In the book, a scene unfolds where teenagers fight to the death over $2,000, limited-release Nike sneakers at the Chadstone-Walmart mall. Unbeknownst to them, the fact that the shootings were orchestrated by Nike itself as a marketing ploy to stimulate consumer desire and demand, thereby making competitors’ sneakers less culturally desirable.

Although the novel’s grotesque plot is a wildly satirical extension of modern realities of brand loyalty, it serves as a powerful reminder that the constant instillation of universal values, mental imprints and experiences into branding is essential to inspire lasting emotional attachment and consumer loyalty.

“Branding is about visualizing emotion. It shapes, clarifies and articulates how an organization perceives itself and its products. When we brand, we are developing an emotional connection between a business and the consumer to build awareness and build customer loyalty,” says Hulsbosch.

“Extensive research and careful strategic planning guide branding processes. When envisioning a desired future, that vision must be translated into broadly defined goals – the brand goal. This sets the tone for the value proposition, which is a defining set of beliefs that lead the brand to adopt a “personality”, describing its character traits and how it might be perceived in the community. »

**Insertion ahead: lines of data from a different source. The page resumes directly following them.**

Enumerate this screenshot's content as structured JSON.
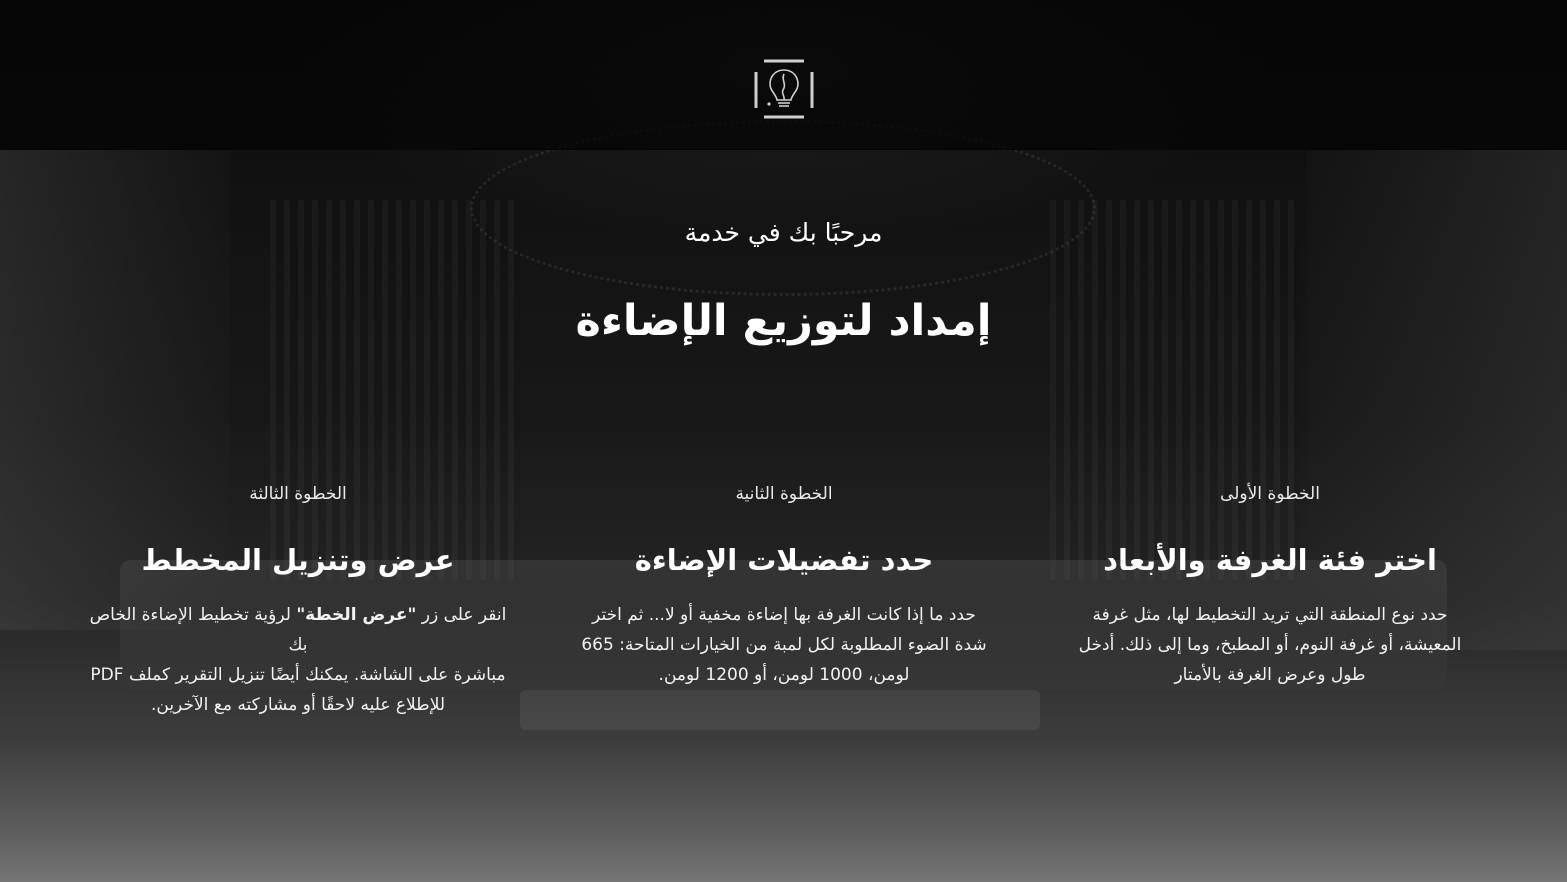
{
  "header": {
    "logo_icon": "lightbulb-logo-icon"
  },
  "hero": {
    "subtitle": "مرحبًا بك في خدمة",
    "title": "إمداد لتوزيع الإضاءة"
  },
  "steps": [
    {
      "label": "الخطوة الأولى",
      "title": "اختر فئة الغرفة والأبعاد",
      "description_lines": [
        "حدد نوع المنطقة التي تريد التخطيط لها، مثل غرفة",
        "المعيشة، أو غرفة النوم، أو المطبخ، وما إلى ذلك. أدخل",
        "طول وعرض الغرفة بالأمتار"
      ]
    },
    {
      "label": "الخطوة الثانية",
      "title": "حدد تفضيلات الإضاءة",
      "description_lines": [
        "حدد ما إذا كانت الغرفة بها إضاءة مخفية أو لا... ثم اختر",
        "شدة الضوء المطلوبة لكل لمبة من الخيارات المتاحة: 665",
        "لومن، 1000 لومن، أو 1200 لومن."
      ]
    },
    {
      "label": "الخطوة الثالثة",
      "title": "عرض وتنزيل المخطط",
      "description_prefix": "انقر على زر ",
      "description_bold": "\"عرض الخطة\"",
      "description_suffix": " لرؤية تخطيط الإضاءة الخاص بك",
      "description_lines": [
        "مباشرة على الشاشة. يمكنك أيضًا تنزيل التقرير كملف PDF",
        "للإطلاع عليه لاحقًا أو مشاركته مع الآخرين."
      ]
    }
  ]
}
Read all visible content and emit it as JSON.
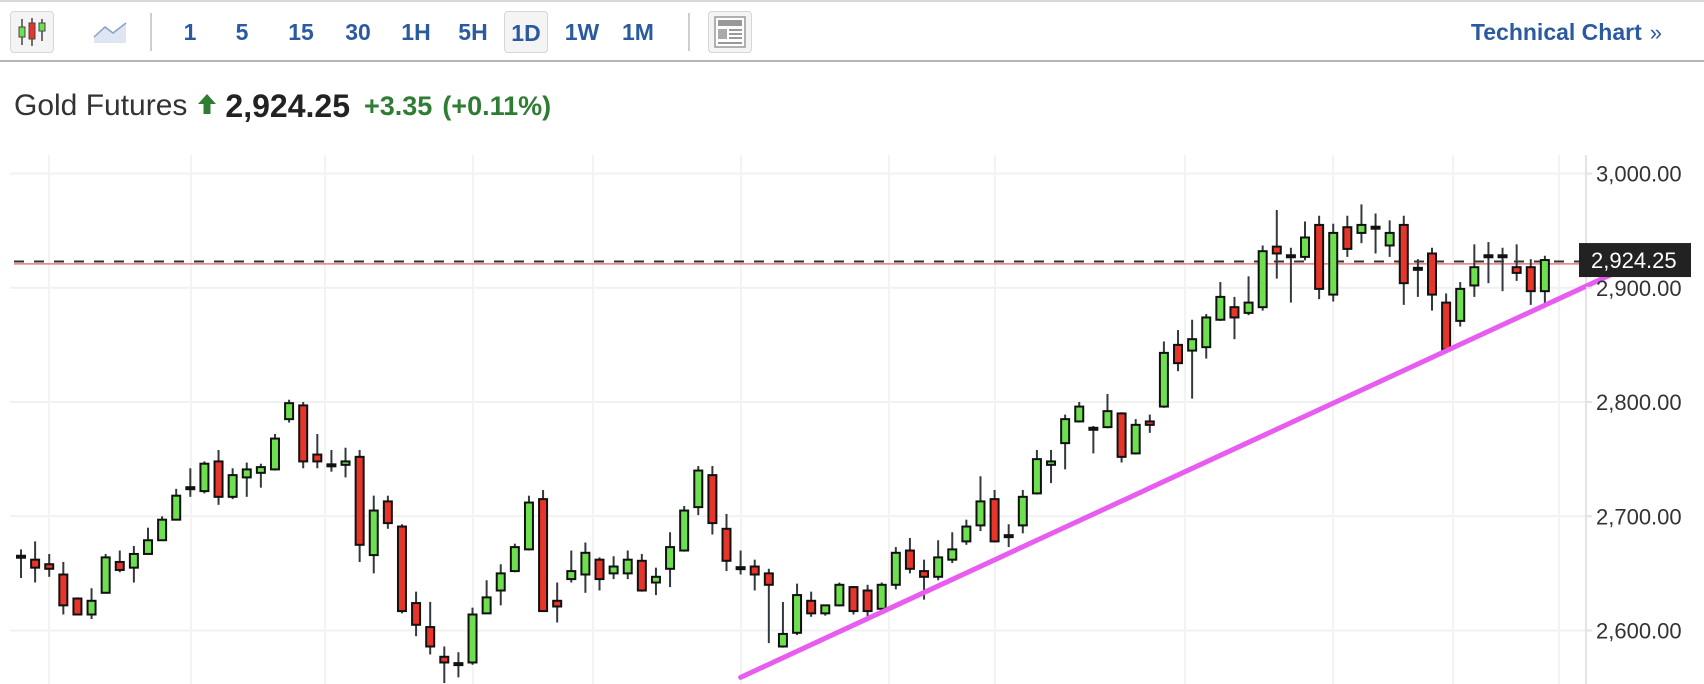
{
  "toolbar": {
    "chart_types": [
      {
        "name": "candlestick",
        "icon": "candlestick-icon",
        "active": true
      },
      {
        "name": "area",
        "icon": "area-chart-icon",
        "active": false
      }
    ],
    "timeframes": [
      {
        "label": "1",
        "active": false
      },
      {
        "label": "5",
        "active": false
      },
      {
        "label": "15",
        "active": false
      },
      {
        "label": "30",
        "active": false
      },
      {
        "label": "1H",
        "active": false
      },
      {
        "label": "5H",
        "active": false
      },
      {
        "label": "1D",
        "active": true
      },
      {
        "label": "1W",
        "active": false
      },
      {
        "label": "1M",
        "active": false
      }
    ],
    "layout_icon": "layout-panel-icon",
    "technical_chart_label": "Technical Chart",
    "technical_chart_chevron": "»"
  },
  "quote": {
    "name": "Gold Futures",
    "direction": "up",
    "price": "2,924.25",
    "change": "+3.35",
    "change_pct": "(+0.11%)"
  },
  "colors": {
    "up": "#6ee04f",
    "down": "#e8352a",
    "outline": "#111111",
    "wick": "#333a3f",
    "trendline": "#e85cf0",
    "last_price_line": "#333333",
    "prev_close_line": "#e87a7a",
    "link": "#2b5aa0",
    "positive": "#2e7d32",
    "label_bg": "#222222"
  },
  "chart_data": {
    "type": "candlestick",
    "title": "Gold Futures",
    "interval": "1D",
    "xlabel": "",
    "ylabel": "",
    "ylim": [
      2549,
      3012
    ],
    "yticks": [
      3000,
      2900,
      2800,
      2700,
      2600
    ],
    "ytick_labels": [
      "3,000.00",
      "2,900.00",
      "2,800.00",
      "2,700.00",
      "2,600.00"
    ],
    "grid": true,
    "last_price": 2924.25,
    "last_price_label": "2,924.25",
    "prev_close": 2920.9,
    "candles_ohlc": [
      [
        2664,
        2671,
        2646,
        2665
      ],
      [
        2662,
        2678,
        2642,
        2655
      ],
      [
        2658,
        2667,
        2647,
        2654
      ],
      [
        2649,
        2660,
        2614,
        2622
      ],
      [
        2628,
        2629,
        2614,
        2614
      ],
      [
        2614,
        2637,
        2610,
        2626
      ],
      [
        2633,
        2667,
        2633,
        2664
      ],
      [
        2660,
        2670,
        2651,
        2653
      ],
      [
        2655,
        2674,
        2642,
        2667
      ],
      [
        2667,
        2690,
        2667,
        2679
      ],
      [
        2679,
        2700,
        2679,
        2697
      ],
      [
        2697,
        2724,
        2697,
        2718
      ],
      [
        2724,
        2742,
        2717,
        2725
      ],
      [
        2722,
        2748,
        2720,
        2746
      ],
      [
        2748,
        2758,
        2710,
        2717
      ],
      [
        2717,
        2742,
        2715,
        2736
      ],
      [
        2734,
        2747,
        2717,
        2741
      ],
      [
        2738,
        2746,
        2725,
        2743
      ],
      [
        2741,
        2772,
        2740,
        2768
      ],
      [
        2785,
        2802,
        2782,
        2799
      ],
      [
        2797,
        2800,
        2742,
        2748
      ],
      [
        2754,
        2772,
        2742,
        2748
      ],
      [
        2744,
        2758,
        2739,
        2745
      ],
      [
        2745,
        2760,
        2734,
        2748
      ],
      [
        2752,
        2758,
        2660,
        2675
      ],
      [
        2666,
        2718,
        2650,
        2705
      ],
      [
        2713,
        2718,
        2689,
        2694
      ],
      [
        2691,
        2693,
        2615,
        2617
      ],
      [
        2624,
        2634,
        2595,
        2605
      ],
      [
        2603,
        2625,
        2579,
        2586
      ],
      [
        2577,
        2586,
        2554,
        2572
      ],
      [
        2570,
        2581,
        2559,
        2571
      ],
      [
        2572,
        2620,
        2570,
        2614
      ],
      [
        2615,
        2644,
        2615,
        2629
      ],
      [
        2635,
        2658,
        2622,
        2650
      ],
      [
        2652,
        2676,
        2651,
        2673
      ],
      [
        2671,
        2718,
        2670,
        2712
      ],
      [
        2715,
        2723,
        2617,
        2617
      ],
      [
        2626,
        2642,
        2607,
        2621
      ],
      [
        2645,
        2670,
        2642,
        2652
      ],
      [
        2649,
        2677,
        2633,
        2668
      ],
      [
        2662,
        2664,
        2635,
        2645
      ],
      [
        2650,
        2665,
        2645,
        2656
      ],
      [
        2650,
        2670,
        2645,
        2662
      ],
      [
        2661,
        2667,
        2634,
        2635
      ],
      [
        2642,
        2655,
        2631,
        2647
      ],
      [
        2654,
        2686,
        2638,
        2673
      ],
      [
        2670,
        2709,
        2669,
        2705
      ],
      [
        2708,
        2744,
        2701,
        2740
      ],
      [
        2736,
        2744,
        2684,
        2694
      ],
      [
        2689,
        2702,
        2652,
        2661
      ],
      [
        2655,
        2670,
        2649,
        2654
      ],
      [
        2656,
        2662,
        2635,
        2649
      ],
      [
        2650,
        2654,
        2589,
        2640
      ],
      [
        2586,
        2625,
        2585,
        2597
      ],
      [
        2598,
        2641,
        2596,
        2631
      ],
      [
        2626,
        2634,
        2612,
        2615
      ],
      [
        2615,
        2622,
        2613,
        2622
      ],
      [
        2622,
        2642,
        2621,
        2640
      ],
      [
        2638,
        2639,
        2614,
        2617
      ],
      [
        2635,
        2640,
        2612,
        2617
      ],
      [
        2619,
        2642,
        2618,
        2640
      ],
      [
        2640,
        2673,
        2636,
        2668
      ],
      [
        2670,
        2681,
        2650,
        2654
      ],
      [
        2652,
        2662,
        2627,
        2647
      ],
      [
        2647,
        2679,
        2644,
        2664
      ],
      [
        2662,
        2686,
        2659,
        2671
      ],
      [
        2678,
        2697,
        2675,
        2691
      ],
      [
        2692,
        2735,
        2687,
        2713
      ],
      [
        2715,
        2723,
        2677,
        2678
      ],
      [
        2682,
        2693,
        2673,
        2683
      ],
      [
        2692,
        2723,
        2685,
        2717
      ],
      [
        2720,
        2758,
        2719,
        2750
      ],
      [
        2745,
        2758,
        2729,
        2748
      ],
      [
        2764,
        2789,
        2741,
        2785
      ],
      [
        2783,
        2800,
        2782,
        2796
      ],
      [
        2776,
        2779,
        2755,
        2777
      ],
      [
        2778,
        2807,
        2777,
        2792
      ],
      [
        2790,
        2791,
        2747,
        2752
      ],
      [
        2755,
        2785,
        2754,
        2780
      ],
      [
        2783,
        2789,
        2773,
        2780
      ],
      [
        2796,
        2853,
        2795,
        2843
      ],
      [
        2850,
        2863,
        2827,
        2834
      ],
      [
        2845,
        2872,
        2803,
        2855
      ],
      [
        2848,
        2877,
        2838,
        2874
      ],
      [
        2872,
        2905,
        2871,
        2892
      ],
      [
        2883,
        2892,
        2855,
        2874
      ],
      [
        2878,
        2910,
        2876,
        2887
      ],
      [
        2883,
        2937,
        2880,
        2932
      ],
      [
        2936,
        2968,
        2908,
        2930
      ],
      [
        2927,
        2935,
        2887,
        2928
      ],
      [
        2927,
        2958,
        2924,
        2944
      ],
      [
        2955,
        2963,
        2890,
        2899
      ],
      [
        2894,
        2956,
        2888,
        2948
      ],
      [
        2953,
        2963,
        2927,
        2934
      ],
      [
        2948,
        2973,
        2939,
        2955
      ],
      [
        2952,
        2965,
        2930,
        2953
      ],
      [
        2937,
        2959,
        2927,
        2948
      ],
      [
        2955,
        2963,
        2885,
        2904
      ],
      [
        2916,
        2925,
        2892,
        2917
      ],
      [
        2930,
        2935,
        2880,
        2894
      ],
      [
        2887,
        2895,
        2845,
        2846
      ],
      [
        2871,
        2905,
        2866,
        2899
      ],
      [
        2902,
        2938,
        2892,
        2918
      ],
      [
        2927,
        2940,
        2904,
        2928
      ],
      [
        2927,
        2935,
        2897,
        2928
      ],
      [
        2918,
        2938,
        2906,
        2913
      ],
      [
        2918,
        2925,
        2885,
        2897
      ],
      [
        2897,
        2928,
        2884,
        2924.25
      ]
    ],
    "trendline": {
      "from": {
        "index": 52,
        "price": 2559
      },
      "to": {
        "index": 113.6,
        "price": 2911
      }
    }
  }
}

“Once established, brand personality positions the brand in a national or global context. And it is from this platform, with a defined sense of place and purpose, that compelling brand ideas are generated and launched. It is the role of the brand strategist to extract what the brand stands for, then develop a brand brief to ensure that key decision makers agree on the essence of the brand, its competitive advantage, its market target and its value proposition.

When I asked Hulsbosch what it meant to create a brand legacy that endures for generations, he was firm in expressing that strategically developing a long-term, holistic direction was key to sustaining both success and longevity.

“Unlike tactical planning, which is more focused on achieving intermediate goals, our brand identity and design is strategic in that it encompasses a wide range of contexts. Its longevity requires branding to be strategic, to stay relevant, and flexible, to stay ahead of the pack.

Brands will always dominate an influential position in the Australian collective consciousness, and so the art of effective and sustained branding obviously relies on a disciplined approach to managing public perception.

The responsibility of years spent cultivating the heritage of some of Australia’s most recognised, loved and enduring brands alongside his team has not been lost on Hulsbosch.

“The brands we have created, and others, influence the collective consciousness. We are proud and humbled to have this position of influence and we will continue to carry out this responsibility with great care, passion and professionalism.